**Exercise**:
Collect every line of the records below that contains the word "备份分区".

Supplied records: Begin

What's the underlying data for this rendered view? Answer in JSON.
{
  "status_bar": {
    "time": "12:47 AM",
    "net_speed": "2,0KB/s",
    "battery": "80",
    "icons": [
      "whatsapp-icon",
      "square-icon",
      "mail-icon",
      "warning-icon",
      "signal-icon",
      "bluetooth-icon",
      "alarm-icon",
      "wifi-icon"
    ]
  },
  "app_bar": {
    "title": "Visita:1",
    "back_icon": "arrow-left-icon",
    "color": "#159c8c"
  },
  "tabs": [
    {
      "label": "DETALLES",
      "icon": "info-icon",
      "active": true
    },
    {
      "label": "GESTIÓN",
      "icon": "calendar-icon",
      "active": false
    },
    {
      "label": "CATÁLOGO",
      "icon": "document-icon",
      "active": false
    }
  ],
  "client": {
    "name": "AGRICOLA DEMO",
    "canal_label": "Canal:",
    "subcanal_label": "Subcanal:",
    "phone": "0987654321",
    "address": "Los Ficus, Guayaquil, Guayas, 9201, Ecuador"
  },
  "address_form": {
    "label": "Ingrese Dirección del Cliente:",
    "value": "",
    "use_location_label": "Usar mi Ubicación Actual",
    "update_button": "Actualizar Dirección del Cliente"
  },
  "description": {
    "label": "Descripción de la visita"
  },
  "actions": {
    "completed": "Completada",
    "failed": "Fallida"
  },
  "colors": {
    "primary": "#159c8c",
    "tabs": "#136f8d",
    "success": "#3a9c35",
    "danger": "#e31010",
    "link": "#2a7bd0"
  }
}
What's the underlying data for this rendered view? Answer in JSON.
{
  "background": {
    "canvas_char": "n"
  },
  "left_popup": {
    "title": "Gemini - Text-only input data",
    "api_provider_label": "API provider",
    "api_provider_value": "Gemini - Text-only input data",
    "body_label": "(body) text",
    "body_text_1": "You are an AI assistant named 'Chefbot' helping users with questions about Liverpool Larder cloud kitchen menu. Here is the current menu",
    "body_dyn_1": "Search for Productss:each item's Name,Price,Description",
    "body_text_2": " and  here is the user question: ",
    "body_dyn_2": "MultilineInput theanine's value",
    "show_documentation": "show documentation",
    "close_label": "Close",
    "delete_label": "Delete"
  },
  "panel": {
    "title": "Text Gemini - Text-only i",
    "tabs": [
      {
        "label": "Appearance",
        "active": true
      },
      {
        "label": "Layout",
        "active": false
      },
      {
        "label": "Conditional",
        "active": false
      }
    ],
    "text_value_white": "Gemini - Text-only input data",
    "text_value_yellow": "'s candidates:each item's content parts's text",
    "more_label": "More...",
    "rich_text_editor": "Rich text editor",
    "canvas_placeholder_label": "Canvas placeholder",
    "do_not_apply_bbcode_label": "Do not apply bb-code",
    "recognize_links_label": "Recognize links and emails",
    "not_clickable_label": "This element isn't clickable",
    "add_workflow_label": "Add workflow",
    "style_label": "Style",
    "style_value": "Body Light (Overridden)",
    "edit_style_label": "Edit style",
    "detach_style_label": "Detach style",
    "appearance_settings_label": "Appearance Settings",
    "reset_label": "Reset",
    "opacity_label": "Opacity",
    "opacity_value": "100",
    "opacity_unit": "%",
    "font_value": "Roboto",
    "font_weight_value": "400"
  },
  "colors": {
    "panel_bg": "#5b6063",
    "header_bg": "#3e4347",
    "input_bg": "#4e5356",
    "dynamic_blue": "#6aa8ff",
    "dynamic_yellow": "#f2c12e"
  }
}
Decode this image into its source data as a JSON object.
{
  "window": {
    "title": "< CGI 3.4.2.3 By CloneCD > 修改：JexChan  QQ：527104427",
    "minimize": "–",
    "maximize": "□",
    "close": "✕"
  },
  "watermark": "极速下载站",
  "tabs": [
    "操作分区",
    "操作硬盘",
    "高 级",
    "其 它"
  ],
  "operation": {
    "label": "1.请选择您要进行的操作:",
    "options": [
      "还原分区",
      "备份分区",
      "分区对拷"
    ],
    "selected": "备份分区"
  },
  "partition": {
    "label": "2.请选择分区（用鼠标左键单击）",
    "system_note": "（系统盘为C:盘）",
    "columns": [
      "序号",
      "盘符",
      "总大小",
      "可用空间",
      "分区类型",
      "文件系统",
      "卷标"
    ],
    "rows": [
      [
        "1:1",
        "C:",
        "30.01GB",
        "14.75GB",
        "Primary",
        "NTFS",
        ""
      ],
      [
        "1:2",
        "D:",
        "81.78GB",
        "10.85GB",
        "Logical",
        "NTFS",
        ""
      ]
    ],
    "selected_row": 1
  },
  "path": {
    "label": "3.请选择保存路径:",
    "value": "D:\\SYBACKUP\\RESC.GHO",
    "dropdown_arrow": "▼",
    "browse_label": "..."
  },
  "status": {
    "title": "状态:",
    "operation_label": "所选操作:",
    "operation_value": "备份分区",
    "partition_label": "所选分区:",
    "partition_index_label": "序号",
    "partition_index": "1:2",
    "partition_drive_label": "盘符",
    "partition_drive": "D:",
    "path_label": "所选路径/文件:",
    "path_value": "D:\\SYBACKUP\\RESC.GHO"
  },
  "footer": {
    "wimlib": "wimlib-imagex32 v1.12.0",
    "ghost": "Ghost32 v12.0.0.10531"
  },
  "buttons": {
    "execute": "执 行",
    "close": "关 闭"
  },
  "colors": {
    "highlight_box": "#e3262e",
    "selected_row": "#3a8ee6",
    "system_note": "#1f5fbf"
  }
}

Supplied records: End

**Expected answer**:
      "备份分区",
    "selected": "备份分区"
    "operation_value": "备份分区",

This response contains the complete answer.